Any insight into the lives of the families who first lived in the newly created Barbers Hill is largely conjectural, though much can be surmised from the many accounts of how working class men, women and children lived at the beginning of the 20th century in towns like Malvern.
The occupations suggest most men were skilled manual workers. Harry Harris of Summerhayes was a painter, William Drew from Horsley was a plasterer, and George Walters (now No. 10) was a market inspector who lived next door to Henry Allen, a post office porter. Several tradesmen who had completed their apprenticeships (known as journeymen) lived in the remaining houses.
Harry Vines (who lived in present day No 14) was a baker. William Yates was a butcher who moved into No 14 by 1905. Ernest Powell lived at No 20 and was a painter, and Fred Fryer (No 14, later No 22) was a cabman. (These were horse drawn cabs and some operated from the station while others were kept for hire along Belle Vue Terrace). Other residents are described as farm labourers and quite possibly worked on some of the many farms in the Guarlford parish. Thomas Fairfax who lived at No 24 in 1905 was a postman.
These men worked long hours and most would have earned £2 to £3 a week. This would have to cover rent, food and clothing, as well as local rates, although there was no gas, electricity or mains water at this time. Households also made contributions to the Poor Rate, used to support those in the Guarlford parish who were in poverty. We know nothing of the wives living in these early homes but again it is quite likely that the women worked part-time, and would almost certainly undertake seasonal work in the nearby fields, hop yards and orchards. Washing laundry for the many hotels, boarding houses and wealthy families in Great Malvern was, as we shall see later, a common form of extra income.
Children at play
Details of only a few children born in this early period are known. The daughter of Harry Harris and his wife Annie was born in Summerhayes soon after the family moved in 1901. Another girl, Dorothy was born in the house called Beacon View just before the First World War. Some of her earlier memories have been recorded in Childhood, one of a series of books published by Malvern Museum. She recalled how she would spend the summer holidays exploring the fields along Guarlford Road and beyond to Ox Hill to the south and Madresfield to the north. The roads were very dusty and more like lanes with no tarmac surfaces.

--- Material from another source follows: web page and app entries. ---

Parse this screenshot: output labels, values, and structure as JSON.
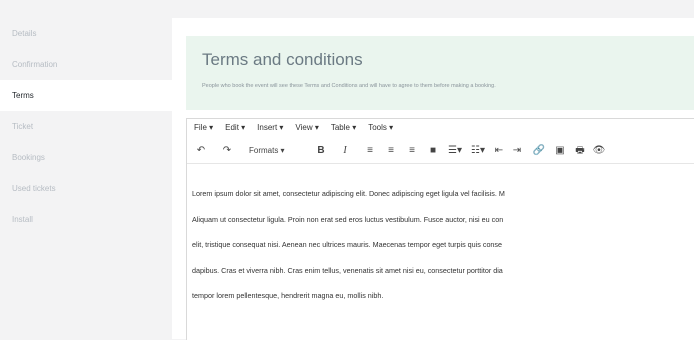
{
  "sidebar": {
    "items": [
      {
        "label": "Details",
        "active": false
      },
      {
        "label": "Confirmation",
        "active": false
      },
      {
        "label": "Terms",
        "active": true
      },
      {
        "label": "Ticket",
        "active": false
      },
      {
        "label": "Bookings",
        "active": false
      },
      {
        "label": "Used tickets",
        "active": false
      },
      {
        "label": "Install",
        "active": false
      }
    ]
  },
  "terms": {
    "title": "Terms and conditions",
    "description": "People who book the event will see these Terms and Conditions and will have to agree to them before making a booking."
  },
  "editor": {
    "menus": [
      "File ▾",
      "Edit ▾",
      "Insert ▾",
      "View ▾",
      "Table ▾",
      "Tools ▾"
    ],
    "formats_label": "Formats ▾",
    "content_lines": [
      "Lorem ipsum dolor sit amet, consectetur adipiscing elit. Donec adipiscing eget ligula vel facilisis. M",
      "Aliquam ut consectetur ligula. Proin non erat sed eros luctus vestibulum. Fusce auctor, nisi eu con",
      "elit, tristique consequat nisi. Aenean nec ultrices mauris. Maecenas tempor eget turpis quis conse",
      "dapibus. Cras et viverra nibh. Cras enim tellus, venenatis sit amet nisi eu, consectetur porttitor dia",
      "tempor lorem pellentesque, hendrerit magna eu, mollis nibh."
    ]
  }
}
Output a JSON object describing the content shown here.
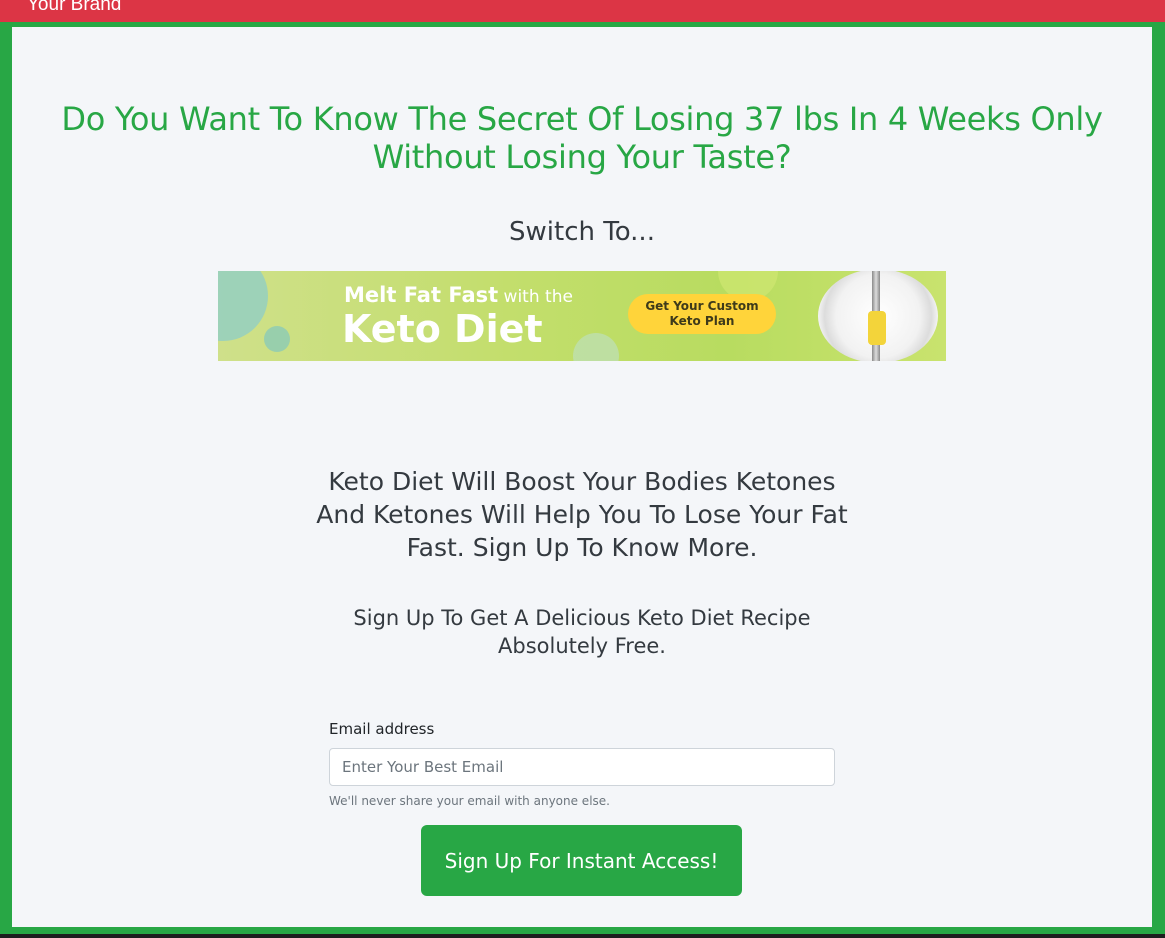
{
  "navbar": {
    "brand": "Your Brand"
  },
  "hero": {
    "headline": "Do You Want To Know The Secret Of Losing 37 lbs In 4 Weeks Only Without Losing Your Taste?",
    "switch_text": "Switch To..."
  },
  "banner": {
    "tagline_bold": "Melt Fat Fast",
    "tagline_rest": " with the",
    "title": "Keto Diet",
    "cta_label": "Get Your Custom Keto Plan"
  },
  "content": {
    "paragraph_1": "Keto Diet Will Boost Your Bodies Ketones And Ketones Will Help You To Lose Your Fat Fast. Sign Up To Know More.",
    "paragraph_2": "Sign Up To Get A Delicious Keto Diet Recipe Absolutely Free."
  },
  "form": {
    "email_label": "Email address",
    "email_placeholder": "Enter Your Best Email",
    "email_value": "",
    "help_text": "We'll never share your email with anyone else.",
    "submit_label": "Sign Up For Instant Access!"
  },
  "colors": {
    "navbar_bg": "#dc3545",
    "accent_green": "#28a745",
    "panel_bg": "#f4f6f9",
    "banner_cta_yellow": "#ffd43a"
  }
}
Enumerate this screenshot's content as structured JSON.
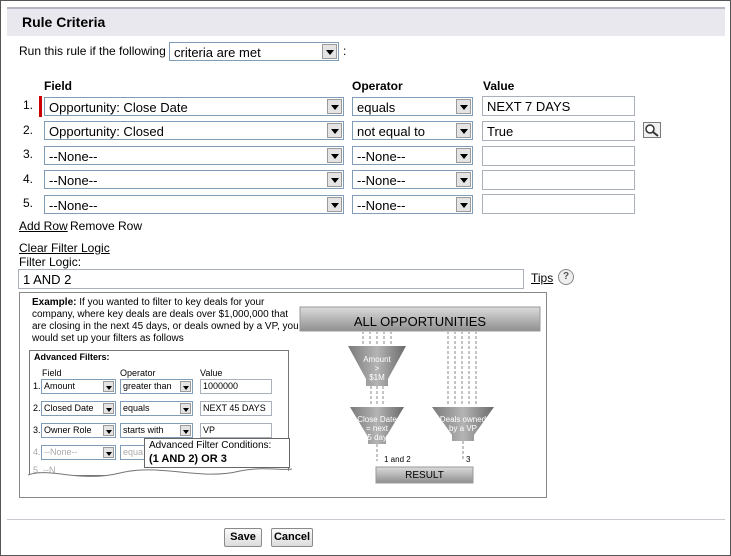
{
  "header": {
    "title": "Rule Criteria"
  },
  "run_rule": {
    "label": "Run this rule if the following",
    "selected": "criteria are met",
    "suffix": ":"
  },
  "columns": {
    "field": "Field",
    "operator": "Operator",
    "value": "Value"
  },
  "rows": [
    {
      "num": "1.",
      "field": "Opportunity: Close Date",
      "operator": "equals",
      "value": "NEXT 7 DAYS"
    },
    {
      "num": "2.",
      "field": "Opportunity: Closed",
      "operator": "not equal to",
      "value": "True"
    },
    {
      "num": "3.",
      "field": "--None--",
      "operator": "--None--",
      "value": ""
    },
    {
      "num": "4.",
      "field": "--None--",
      "operator": "--None--",
      "value": ""
    },
    {
      "num": "5.",
      "field": "--None--",
      "operator": "--None--",
      "value": ""
    }
  ],
  "links": {
    "add_row": "Add Row",
    "remove_row": "Remove Row",
    "clear_filter": "Clear Filter Logic",
    "tips": "Tips",
    "help": "?"
  },
  "filter_logic": {
    "label": "Filter Logic:",
    "value": "1 AND 2"
  },
  "example": {
    "bold": "Example:",
    "text": " If you wanted to filter to key deals for your company, where key deals are deals over $1,000,000 that are closing in the next 45 days, or deals owned by a VP, you would set up your filters as follows",
    "adv_title": "Advanced Filters:",
    "cols": {
      "field": "Field",
      "operator": "Operator",
      "value": "Value"
    },
    "rows": [
      {
        "num": "1.",
        "field": "Amount",
        "op": "greater than",
        "val": "1000000"
      },
      {
        "num": "2.",
        "field": "Closed Date",
        "op": "equals",
        "val": "NEXT 45 DAYS"
      },
      {
        "num": "3.",
        "field": "Owner Role",
        "op": "starts with",
        "val": "VP"
      },
      {
        "num": "4.",
        "field": "--None--",
        "op": "equa",
        "val": ""
      },
      {
        "num": "5.",
        "field": "--N",
        "op": "",
        "val": ""
      }
    ],
    "cond_title": "Advanced Filter Conditions:",
    "cond_pre": "(1 AND 2) ",
    "cond_or": "OR",
    "cond_post": " 3",
    "diagram": {
      "banner": "ALL OPPORTUNITIES",
      "f1a": "Amount",
      "f1b": ">",
      "f1c": "$1M",
      "f2a": "Close Date",
      "f2b": "= next",
      "f2c": "45 days",
      "f3a": "Deals owned",
      "f3b": "by a VP",
      "l1": "1 and 2",
      "l2": "3",
      "result": "RESULT"
    }
  },
  "buttons": {
    "save": "Save",
    "cancel": "Cancel"
  }
}
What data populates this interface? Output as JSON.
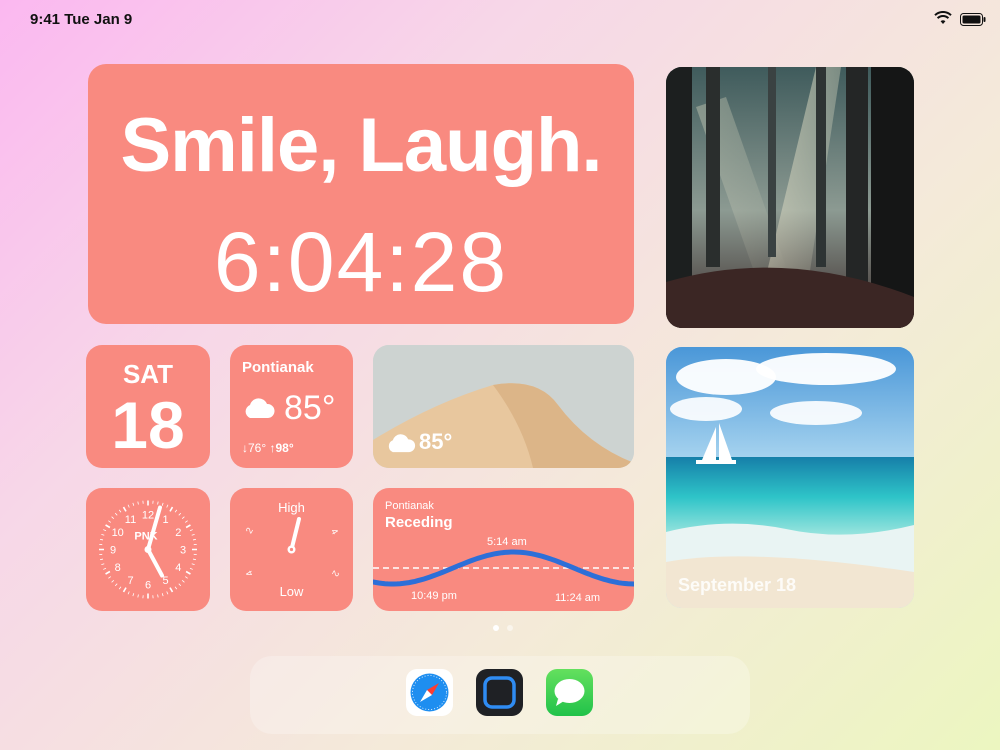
{
  "status": {
    "time": "9:41  Tue Jan 9"
  },
  "big_widget": {
    "quote": "Smile, Laugh.",
    "clock": "6:04:28"
  },
  "calendar": {
    "weekday": "SAT",
    "day": "18"
  },
  "weather": {
    "city": "Pontianak",
    "temp": "85°",
    "low": "76°",
    "high": "98°"
  },
  "sand_weather": {
    "temp": "85°"
  },
  "analog_clock": {
    "label": "PNK",
    "numbers": [
      "12",
      "1",
      "2",
      "3",
      "4",
      "5",
      "6",
      "7",
      "8",
      "9",
      "10",
      "11"
    ]
  },
  "tide_dial": {
    "high_label": "High",
    "low_label": "Low"
  },
  "tide": {
    "city": "Pontianak",
    "state": "Receding",
    "time_top": "5:14 am",
    "time_left": "10:49 pm",
    "time_right": "11:24 am"
  },
  "photo_caption": "September 18",
  "page_dots": 2,
  "dock": {
    "apps": [
      "safari-icon",
      "frame-icon",
      "messages-icon"
    ]
  },
  "colors": {
    "widget": "#f98a80",
    "tide_line": "#2d6fd8"
  }
}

Dorothy fondly remembered walking up Pound Bank Road and down the small passage to where the Little Shop on Lower Chase Road was; here she sometimes bought aniseed balls and a Caley sucker (a liquorice stick in a bag of sherbet).
Children at School
Children had to attend school from the age of 5 to 14. For the first 15 years there was only Mill Lane School (now Malvern Parish) for Barbers Hill children. This is where Harry Harris’ daughter went. Brighter boys could progress to Hanley Castle High School or Worcester Grammar School if their parents could afford to send them. Most children though remained in the elementary school until the age of 14.
In 1916 Pickersleigh Road Council School (known today as Great Malvern Primary School) opened. The land that connects Lower Chase Road to Pound Bank today was just a field, so the route taken by young Dorothy to buy her sweets was also the only way for children to reach the new elementary school. Dorothy was one of the first pupils to attend the school. She recalled learning to write with her fingers in trays covered in silver sand. Another activity involved threading beads on wire, and outside there were rounders and other team games. She remembered a teacher called Mr Paxton Hyde who introduced them to Shakespeare’s plays. Other pupils (whose recollections are recorded in Schools, another Malvern Museum publication), recount the frequent use of the cane for even quite minor offences.
Children at Work
Many of the children in this area, and indeed all over Malvern, would miss days and sometimes weeks from school during the busy harvesting period, picking peas, potatoes, fruit and hops. The school attendance registers are littered with references to children playing truant, and the local newspaper often carried reports of fathers being fined for the non attendance of their offspring.